"But MY kid isn’t like YOURS!"
When my son regressed into autism, he was in a playgroup with 22 other kids. One mom said to me, “You should talk to my friend because her son is a lot like your son. Her son has autism.” When I talked to the mom on the phone, I was soooooo thankful that my son wasn’t exactly like her son, and therefore my son obviously didn’t have autism. Guess what? He had autism.
"My child only has mild autism or high-functioning autism."
Guess what? It’s still autism. He or she still needs the same access to the same laundry list of tests and treatments that the more severely affected kids need. Also, there is actually NO SUCH THING as HFA or LFA, there is only Autism and PDD in the DSM-IV, no mention of HFA or LFA.
“My son stopped talking, pointing, looking at us, but boys will be boys and the pediatrician said just give it a year and see if he grows out of it.” Guess what? Yep. Autism.
Why the denial?
- The unknown is terrifying.
- We don’t want to believe it.
- Our doctor advised us to “wait to see”.
- It can’t be true. It just can’t be.
- I don’t have time for this.
- He’s not that bad. He’s just having a bad week/month/year.
- I didn’t plan this into my life.
- We don’t have autism in our family.
- But my son was going to be a hall of famer.
- It’s just a phase and he’ll grow out of it. Right?
No. Your child has autism. And the longer you wait to accept the diagnosis, the more precious time your child loses. Early Intervention is KEY!
But do not despair. There is information. There is support. There is hope. There is treatment. There is recovery. There are kids healing. Lots of them.
Is Denial always bad?
As the first step in the five stages of grief, denial is a common and even necessary part of the process. It is part of self-preservation – “if my son doesn’t have autism, he’ll be fine”. “This doctor wasn’t very nice and only saw my son for 10 minutes so I’ll just get another diagnosis”.
One TACA mom with who I spoke, told me that during her relentless pursuit, and receipt of, five separate diagnoses of autism, she needed to hold onto to denial to help her grieve. Not every parent may see autism as a reason to grieve or deny, but some may find it heart wrenching and scary.
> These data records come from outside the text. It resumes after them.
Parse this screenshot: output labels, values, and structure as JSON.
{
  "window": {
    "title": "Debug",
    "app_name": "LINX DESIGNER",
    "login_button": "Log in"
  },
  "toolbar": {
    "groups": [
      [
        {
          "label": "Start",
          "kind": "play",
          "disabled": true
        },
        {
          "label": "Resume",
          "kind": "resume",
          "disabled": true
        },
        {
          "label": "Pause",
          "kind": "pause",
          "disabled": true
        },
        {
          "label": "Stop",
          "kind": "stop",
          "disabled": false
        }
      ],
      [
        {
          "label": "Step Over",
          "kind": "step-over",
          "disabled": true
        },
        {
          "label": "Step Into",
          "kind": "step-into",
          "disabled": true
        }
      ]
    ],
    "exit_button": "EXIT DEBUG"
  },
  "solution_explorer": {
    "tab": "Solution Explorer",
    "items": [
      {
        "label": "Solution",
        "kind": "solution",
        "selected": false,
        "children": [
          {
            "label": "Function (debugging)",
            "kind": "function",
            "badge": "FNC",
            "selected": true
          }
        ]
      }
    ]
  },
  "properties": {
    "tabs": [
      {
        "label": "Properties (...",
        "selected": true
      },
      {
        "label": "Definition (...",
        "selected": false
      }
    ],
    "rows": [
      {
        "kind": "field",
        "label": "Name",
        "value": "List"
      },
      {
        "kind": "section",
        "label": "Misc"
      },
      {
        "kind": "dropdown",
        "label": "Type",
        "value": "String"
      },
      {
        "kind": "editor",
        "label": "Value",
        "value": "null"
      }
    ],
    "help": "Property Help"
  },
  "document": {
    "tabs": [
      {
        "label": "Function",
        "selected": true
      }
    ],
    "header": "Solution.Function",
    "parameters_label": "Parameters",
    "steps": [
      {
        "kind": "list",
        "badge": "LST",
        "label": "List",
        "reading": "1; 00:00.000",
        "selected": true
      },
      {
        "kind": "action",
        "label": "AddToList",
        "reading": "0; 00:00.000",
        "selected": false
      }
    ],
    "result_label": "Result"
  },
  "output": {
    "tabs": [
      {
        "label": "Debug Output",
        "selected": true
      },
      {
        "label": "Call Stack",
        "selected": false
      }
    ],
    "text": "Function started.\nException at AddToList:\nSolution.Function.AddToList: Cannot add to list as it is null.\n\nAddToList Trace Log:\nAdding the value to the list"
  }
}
The bad part of denial is that all it does really, is delay the inevitable and potentially even waste precious time for getting help, support and services at an extremely crucial age. It doesn't facilitate the process of your child's development and progress and is ultimately therefore, not beneficial. The experience of diagnosis and autism itself is highly individualized, but the end needs to be the same – GET YOUR CHILD HELP NOW! And as my mother use to tell me “Put on your big girl panties and deal with it”.
AA for autism
“To truly be helped, you must first admit you have a problem” is a tenet of Alcoholics Anonymous. It’s true here too. We can help those who are ready to be helped.
Patience is a virtue and TACA parents have buckets of it. We’ve all been where you are today, in denial. We will be here when you need us. For support. For understanding. For hope.
Hope outweighs denial. Hope is achievable. Hope is real. Hope heals.
My son got very sick back in 1998 after his MMR and stopped waving, pointing and talking very quickly. A light was snuffed out. He started banging his head, screaming 24/7, had caustic, blistering diarrhea running down his legs. As a parent it was heart-wrenching to watch and be unable to do anything to help him.
The doctors all told me the same thing: "Get rid of him because he's never going to be able to do what other kids can, will only get more and more violent and you'll have to put him in an institution anyway, so you may as way well do it while he's still little and before he hurts someone."
Sorry, what did you just say about my 2 year and 8 month old son who is clearly in pain and sick? Yes, that's what several of the "best experts" in autism said to me. Really.
Thankfully, I never listened to them and got my son into treatment ASAP - diet, biomedical treatments, OT, Speech, Floortime and ABA. Today, he's a lovely, gentle, awesome 17 year old who can talk, read, go anywhere, anytime without "routine" issues, snow skis, sings karaoke, and much more. Hope did that. And it can do it for your child too.